A lottery is a form of gambling in which numbers are drawn at random to determine ownership or other rights. Lotteries are popular in many cultures and have been used to raise money for towns, wars, public-works projects, colleges, and other causes. Many state governments run lotteries, and some are regulated by federal laws. Generally, lottery profits are used for general public services such as education and crime prevention. State lawmakers often use lotteries as a way to avoid raising taxes or cutting public programs during times of financial stress.

A number of factors influence the popularity of a lottery, including the size of the jackpot and the likelihood of winning. In addition, the amount of time between each drawing and the announcement of the winning numbers may affect ticket sales. For example, a longer period between drawings will make the odds of winning lower because the chance of getting all six numbers is less. In addition, some states regulate the length of time between drawings and limit the number of times a winner can claim the prize.

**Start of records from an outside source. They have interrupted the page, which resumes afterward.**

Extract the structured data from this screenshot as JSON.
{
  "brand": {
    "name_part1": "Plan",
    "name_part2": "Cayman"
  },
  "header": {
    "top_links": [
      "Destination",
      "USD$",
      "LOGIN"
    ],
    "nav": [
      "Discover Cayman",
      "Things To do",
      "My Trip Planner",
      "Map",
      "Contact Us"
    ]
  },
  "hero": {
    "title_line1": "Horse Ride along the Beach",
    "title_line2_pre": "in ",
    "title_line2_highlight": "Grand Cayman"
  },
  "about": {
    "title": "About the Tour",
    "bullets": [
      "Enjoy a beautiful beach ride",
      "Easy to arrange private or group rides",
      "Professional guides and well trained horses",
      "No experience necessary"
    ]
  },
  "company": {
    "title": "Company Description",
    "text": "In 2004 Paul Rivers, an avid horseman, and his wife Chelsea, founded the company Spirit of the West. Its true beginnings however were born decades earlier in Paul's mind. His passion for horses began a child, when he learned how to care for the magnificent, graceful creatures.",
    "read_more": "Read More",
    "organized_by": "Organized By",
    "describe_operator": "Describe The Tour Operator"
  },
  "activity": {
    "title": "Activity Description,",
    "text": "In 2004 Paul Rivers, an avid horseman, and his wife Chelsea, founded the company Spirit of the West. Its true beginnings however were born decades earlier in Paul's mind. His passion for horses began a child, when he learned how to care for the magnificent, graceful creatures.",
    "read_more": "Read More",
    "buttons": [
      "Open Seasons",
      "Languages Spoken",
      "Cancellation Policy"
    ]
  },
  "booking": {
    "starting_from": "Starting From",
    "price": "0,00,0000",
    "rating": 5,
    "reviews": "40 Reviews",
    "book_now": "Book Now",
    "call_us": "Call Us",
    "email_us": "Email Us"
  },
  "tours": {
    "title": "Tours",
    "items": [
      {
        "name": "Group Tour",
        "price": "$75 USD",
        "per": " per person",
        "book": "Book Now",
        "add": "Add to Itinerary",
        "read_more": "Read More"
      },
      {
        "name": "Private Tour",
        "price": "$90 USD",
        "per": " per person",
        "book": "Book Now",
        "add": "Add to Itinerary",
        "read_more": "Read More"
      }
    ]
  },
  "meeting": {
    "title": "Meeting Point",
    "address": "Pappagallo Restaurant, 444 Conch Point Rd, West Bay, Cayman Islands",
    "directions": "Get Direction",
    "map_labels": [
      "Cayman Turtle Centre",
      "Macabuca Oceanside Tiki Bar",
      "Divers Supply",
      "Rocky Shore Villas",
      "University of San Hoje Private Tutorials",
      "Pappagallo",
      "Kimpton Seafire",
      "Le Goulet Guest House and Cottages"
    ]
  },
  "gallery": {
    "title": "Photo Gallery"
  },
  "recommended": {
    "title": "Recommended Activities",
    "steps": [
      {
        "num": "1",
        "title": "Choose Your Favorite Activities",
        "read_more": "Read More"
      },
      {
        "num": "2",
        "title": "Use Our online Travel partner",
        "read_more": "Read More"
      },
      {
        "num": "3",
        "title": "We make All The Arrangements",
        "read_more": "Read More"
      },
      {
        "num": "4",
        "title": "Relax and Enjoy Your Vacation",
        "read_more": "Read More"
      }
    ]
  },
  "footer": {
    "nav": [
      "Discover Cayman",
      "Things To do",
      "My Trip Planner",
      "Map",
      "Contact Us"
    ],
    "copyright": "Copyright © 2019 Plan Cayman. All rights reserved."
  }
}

Some people who buy tickets treat them as entertainment and fantasy rather than a financial bet, and this can account for part of the demand for lottery tickets. Others are motivated by a desire to become rich, and this can also explain some of the demand for lottery tickets. In either case, the purchase of a lottery ticket cannot be justified using decision models that are based on expected value maximization.

In addition, some consumers have a preference for certain types of numbers or combinations of numbers. This can lead to biases in the results of a lottery, and it is important for regulators to be aware of these preferences when designing lottery games. For example, if a lottery design includes a choice of numbers or combinations of numbers that are associated with certain events or people, it is important to ensure that the selections do not have an undue influence on the results.

Another factor influencing the success of a lottery is how much the prizes are advertised. For example, a jackpot advertised at $20 million is much more likely to generate interest than one advertised at $3 billion. Likewise, a lottery that requires players to choose their own numbers is likely to attract more customers than one that allows them to pick the number automatically.

Lastly, the number of lottery outlets is an important factor affecting demand. Typically, low-income areas have few convenience stores or gas stations that sell tickets, while high-income areas have more of these outlets. As a result, the percentage of tickets sold in low-income areas is often lower than in higher-income areas.

In the United States, lottery revenues are a major source of income for state and local governments. In 2007, the National Association of State Lottery Operators reported that lotteries raised more than $23 billion. Of this, a large portion is dedicated to the costs of running and promoting the lottery, and a small proportion is used for the prizes. In addition, many states use a percentage of the proceeds to support other government activities.